archaeology students digging in the fieldIn a wooded area on Big Talbot Island, between the St. Johns River and the Atlantic Ocean, a group of University of North Florida students dig carefully in the dirt.  

The site was first uncovered by UNF in 1998 about 20 miles north of Jacksonville, Fla. Then four years ago, UNF Archaeology Lab Director Keith Ashley proposed students again take to the field.  

UNF students moved beyond reading about archaeology in textbooks to touching pieces of the past and having a direct physical connection to the lives of the Indigenous people who once inhabited Northeast Florida. 

Digging centimeter by centimeter. Meter by meter.

Discovering the village

The discoveries are vast and include more than 15,000 pieces of Indigenous pottery, more than 100 pieces of Spanish olive jar, colorful majolica plate fragments and religious imagery, demonstrating interactions with a nearby friar on an adjacent island and the colony of St. Augustine about 50 miles by water to the south. 

Students also found stains in the soil from where large posts once anchored structures. As they found more and more posts, they realized they were working within the footprint of what was once a structure about 50 to 60 feet in diameter.  

Archaeologists believe this would have been called a council house and served as a public building for gatherings, recreation and political and religious activities. 

It turns out UNF faculty and students found an area where not just a few people once lived.  

They had uncovered the lost Indigenous village of Sarabay. 

The search continues

After the UNF Archaeology Lab first discovered Sarabay in 2020, the team is currently undertaking one of the most intensive and extensive excavations at a Timucua village in the state of Florida. Through the current implementation of a four-year field project (2020-23), the students, faculty and volunteers are excavating broad areas in search of houses, activity areas and other buildings.

The Mocama-speaking Timucua Indians of northeastern Florida were among the first Indigenous populations of Florida encountered by European explorers in the 1560s. Documents written by the French and Spanish describe Timucua villages and hint at the locations.

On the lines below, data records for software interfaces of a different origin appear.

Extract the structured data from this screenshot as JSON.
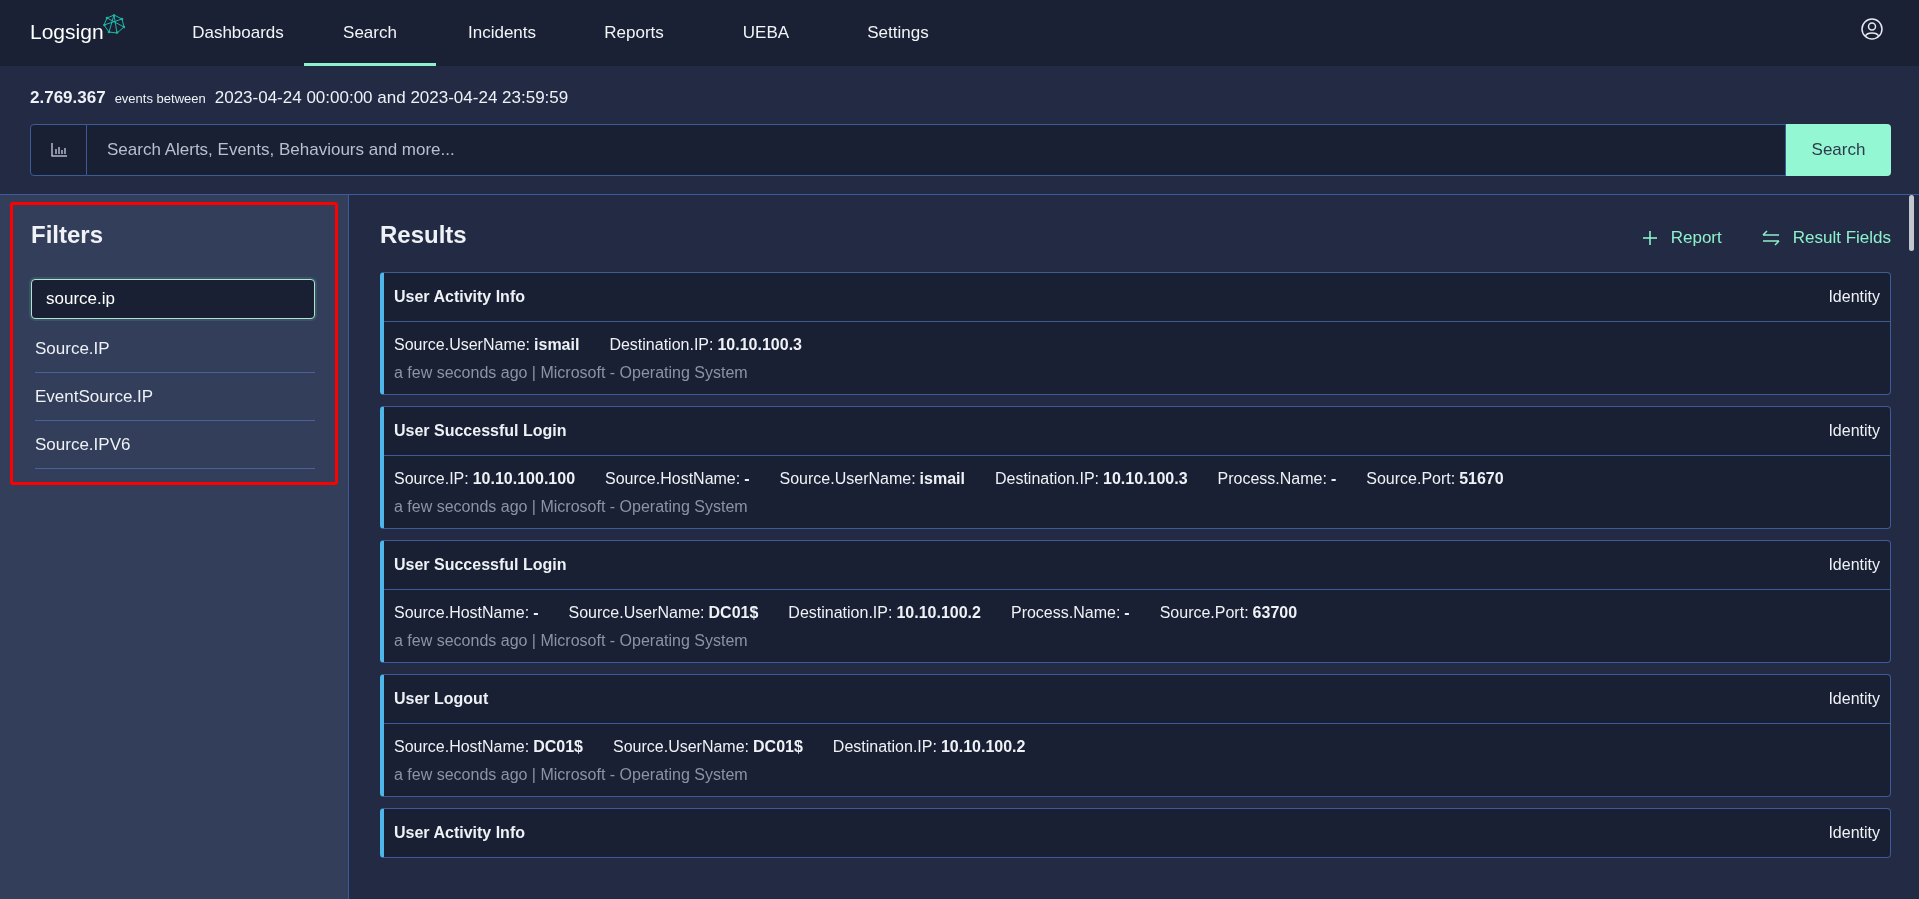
{
  "brand": {
    "name": "Logsign"
  },
  "nav": [
    {
      "label": "Dashboards",
      "selected": false
    },
    {
      "label": "Search",
      "selected": true
    },
    {
      "label": "Incidents",
      "selected": false
    },
    {
      "label": "Reports",
      "selected": false
    },
    {
      "label": "UEBA",
      "selected": false
    },
    {
      "label": "Settings",
      "selected": false
    }
  ],
  "summary": {
    "count": "2.769.367",
    "text": "events between",
    "range": "2023-04-24 00:00:00 and 2023-04-24 23:59:59"
  },
  "search": {
    "placeholder": "Search Alerts, Events, Behaviours and more...",
    "button": "Search"
  },
  "filters": {
    "title": "Filters",
    "highlighted": true,
    "query": "source.ip",
    "options": [
      "Source.IP",
      "EventSource.IP",
      "Source.IPV6"
    ]
  },
  "results": {
    "title": "Results",
    "actions": [
      "Report",
      "Result Fields"
    ],
    "items": [
      {
        "title": "User Activity Info",
        "category": "Identity",
        "fields": [
          {
            "name": "Source.UserName:",
            "value": "ismail"
          },
          {
            "name": "Destination.IP:",
            "value": "10.10.100.3"
          }
        ],
        "meta": "a few seconds ago | Microsoft - Operating System"
      },
      {
        "title": "User Successful Login",
        "category": "Identity",
        "fields": [
          {
            "name": "Source.IP:",
            "value": "10.10.100.100"
          },
          {
            "name": "Source.HostName:",
            "value": "-"
          },
          {
            "name": "Source.UserName:",
            "value": "ismail"
          },
          {
            "name": "Destination.IP:",
            "value": "10.10.100.3"
          },
          {
            "name": "Process.Name:",
            "value": "-"
          },
          {
            "name": "Source.Port:",
            "value": "51670"
          }
        ],
        "meta": "a few seconds ago | Microsoft - Operating System"
      },
      {
        "title": "User Successful Login",
        "category": "Identity",
        "fields": [
          {
            "name": "Source.HostName:",
            "value": "-"
          },
          {
            "name": "Source.UserName:",
            "value": "DC01$"
          },
          {
            "name": "Destination.IP:",
            "value": "10.10.100.2"
          },
          {
            "name": "Process.Name:",
            "value": "-"
          },
          {
            "name": "Source.Port:",
            "value": "63700"
          }
        ],
        "meta": "a few seconds ago | Microsoft - Operating System"
      },
      {
        "title": "User Logout",
        "category": "Identity",
        "fields": [
          {
            "name": "Source.HostName:",
            "value": "DC01$"
          },
          {
            "name": "Source.UserName:",
            "value": "DC01$"
          },
          {
            "name": "Destination.IP:",
            "value": "10.10.100.2"
          }
        ],
        "meta": "a few seconds ago | Microsoft - Operating System"
      },
      {
        "title": "User Activity Info",
        "category": "Identity"
      }
    ]
  }
}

While the actual whereabouts of most of these villages had gone undetected for nearly 450 years, testing by the UNF Archaeology Lab has identified the archaeological location of the village of Sarabay at the Armellino site on Big Talbot Island, Florida.

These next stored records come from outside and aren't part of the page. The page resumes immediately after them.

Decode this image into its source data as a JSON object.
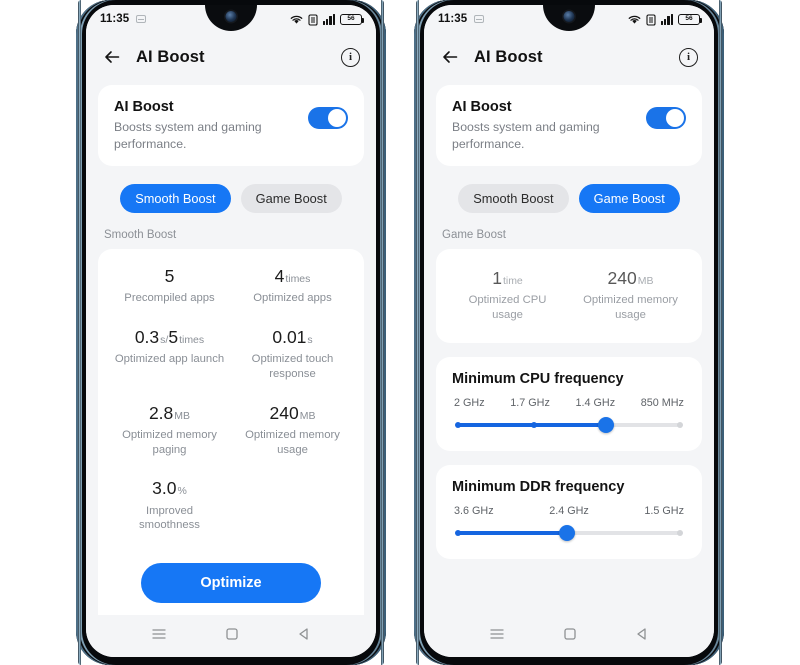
{
  "statusbar": {
    "time": "11:35",
    "icons": [
      "mute-icon",
      "wifi-icon",
      "sim-icon",
      "signal-bars-icon",
      "battery-icon"
    ],
    "battery_level": "56"
  },
  "appbar": {
    "back_icon": "back-arrow-icon",
    "title": "AI Boost",
    "info_icon": "info-circle-icon",
    "info_label": "i"
  },
  "hero": {
    "title": "AI Boost",
    "subtitle": "Boosts system and gaming performance.",
    "toggle_state": "on",
    "accent_color": "#1a73e8"
  },
  "tabs": {
    "smooth": "Smooth Boost",
    "game": "Game Boost"
  },
  "phone_left": {
    "active_tab": "Smooth Boost",
    "section_label": "Smooth Boost",
    "stats": [
      [
        {
          "value": "5",
          "unit": "",
          "label": "Precompiled apps"
        },
        {
          "value": "4",
          "unit": "times",
          "label": "Optimized apps"
        }
      ],
      [
        {
          "value": "0.3",
          "unit": "s/",
          "label": "Optimized app launch",
          "value2": "5",
          "unit2": "times"
        },
        {
          "value": "0.01",
          "unit": "s",
          "label": "Optimized touch response"
        }
      ],
      [
        {
          "value": "2.8",
          "unit": "MB",
          "label": "Optimized memory paging"
        },
        {
          "value": "240",
          "unit": "MB",
          "label": "Optimized memory usage"
        }
      ],
      [
        {
          "value": "3.0",
          "unit": "%",
          "label": "Improved smoothness"
        }
      ]
    ],
    "optimize_button": "Optimize"
  },
  "phone_right": {
    "active_tab": "Game Boost",
    "section_label": "Game Boost",
    "stats": [
      {
        "value": "1",
        "unit": "time",
        "label": "Optimized CPU usage"
      },
      {
        "value": "240",
        "unit": "MB",
        "label": "Optimized memory usage"
      }
    ],
    "cpu_slider": {
      "title": "Minimum CPU frequency",
      "ticks": [
        "2 GHz",
        "1.7 GHz",
        "1.4 GHz",
        "850 MHz"
      ],
      "selected_index": 2,
      "selected_value": "1.4 GHz"
    },
    "ddr_slider": {
      "title": "Minimum DDR frequency",
      "ticks": [
        "3.6 GHz",
        "2.4 GHz",
        "1.5 GHz"
      ],
      "selected_index": 1,
      "selected_value": "2.4 GHz"
    }
  },
  "navbar": {
    "recents": "recents-icon",
    "home": "home-icon",
    "back": "back-triangle-icon"
  }
}
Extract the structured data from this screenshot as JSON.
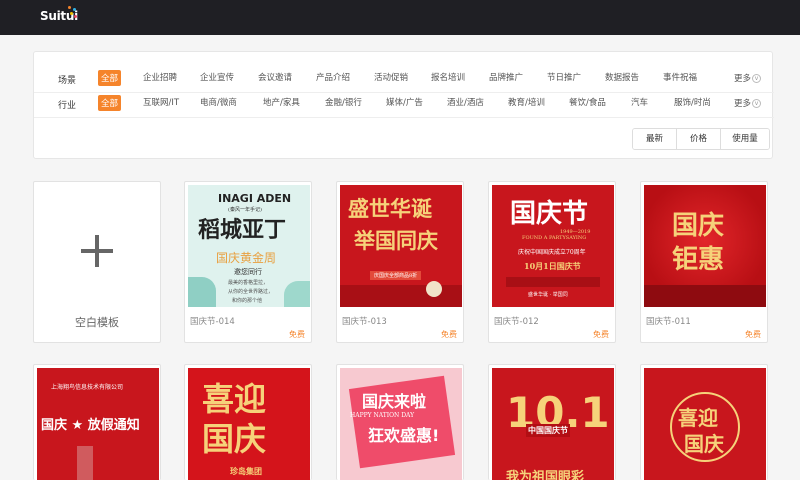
{
  "header": {
    "logo_text": "Suitui"
  },
  "filters": {
    "scene": {
      "label": "场景",
      "active": "全部",
      "items": [
        "企业招聘",
        "企业宣传",
        "会议邀请",
        "产品介绍",
        "活动促销",
        "报名培训",
        "品牌推广",
        "节日推广",
        "数据报告",
        "事件祝福"
      ],
      "more": "更多"
    },
    "industry": {
      "label": "行业",
      "active": "全部",
      "items": [
        "互联网/IT",
        "电商/微商",
        "地产/家具",
        "金融/银行",
        "媒体/广告",
        "酒业/酒店",
        "教育/培训",
        "餐饮/食品",
        "汽车",
        "服饰/时尚"
      ],
      "more": "更多"
    }
  },
  "sort": {
    "latest": "最新",
    "price": "价格",
    "usage": "使用量"
  },
  "blank_template": {
    "label": "空白模板"
  },
  "templates": [
    {
      "name": "国庆节-014",
      "badge": "免费",
      "thumb_lines": [
        "INAGI ADEN",
        "(秦风一年手记)",
        "稻城亚丁",
        "国庆黄金周",
        "邀您同行",
        "最美的香格里拉，",
        "从你的全世界路过，",
        "和你的那个他"
      ]
    },
    {
      "name": "国庆节-013",
      "badge": "免费",
      "thumb_lines": [
        "盛世华诞",
        "举国同庆",
        "庆国庆全部商品8折"
      ]
    },
    {
      "name": "国庆节-012",
      "badge": "免费",
      "thumb_lines": [
        "国庆节",
        "FOUND A PARTYSAYING",
        "1949—2019",
        "庆祝中国国庆成立70周年",
        "10月1日国庆节",
        "盛世华诞 · 举国同"
      ]
    },
    {
      "name": "国庆节-011",
      "badge": "免费",
      "thumb_lines": [
        "国庆",
        "钜惠"
      ]
    },
    {
      "name": "",
      "badge": "",
      "thumb_lines": [
        "上海翔鸟信息技术有限公司",
        "国庆 ★ 放假通知"
      ]
    },
    {
      "name": "",
      "badge": "",
      "thumb_lines": [
        "喜迎",
        "国庆",
        "珍岛集团"
      ]
    },
    {
      "name": "",
      "badge": "",
      "thumb_lines": [
        "国庆来啦",
        "狂欢盛惠!",
        "HAPPY NATION DAY"
      ]
    },
    {
      "name": "",
      "badge": "",
      "thumb_lines": [
        "10.1",
        "中国国庆节",
        "我为祖国眼彩"
      ]
    },
    {
      "name": "",
      "badge": "",
      "thumb_lines": [
        "喜迎",
        "国庆"
      ]
    }
  ],
  "colors": {
    "accent": "#f5842b",
    "topbar": "#1f1f24",
    "festive_red": "#c8161d"
  }
}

This project, part of UNF’s larger Mocama Archaeological Project that first began in the 1990s, will provide a solid database for sixteenth-century Timucua settlements and allow students the opportunity to touch the ancient past of Northeast Florida.

Learn more on the UNF Archaeology Lab webpage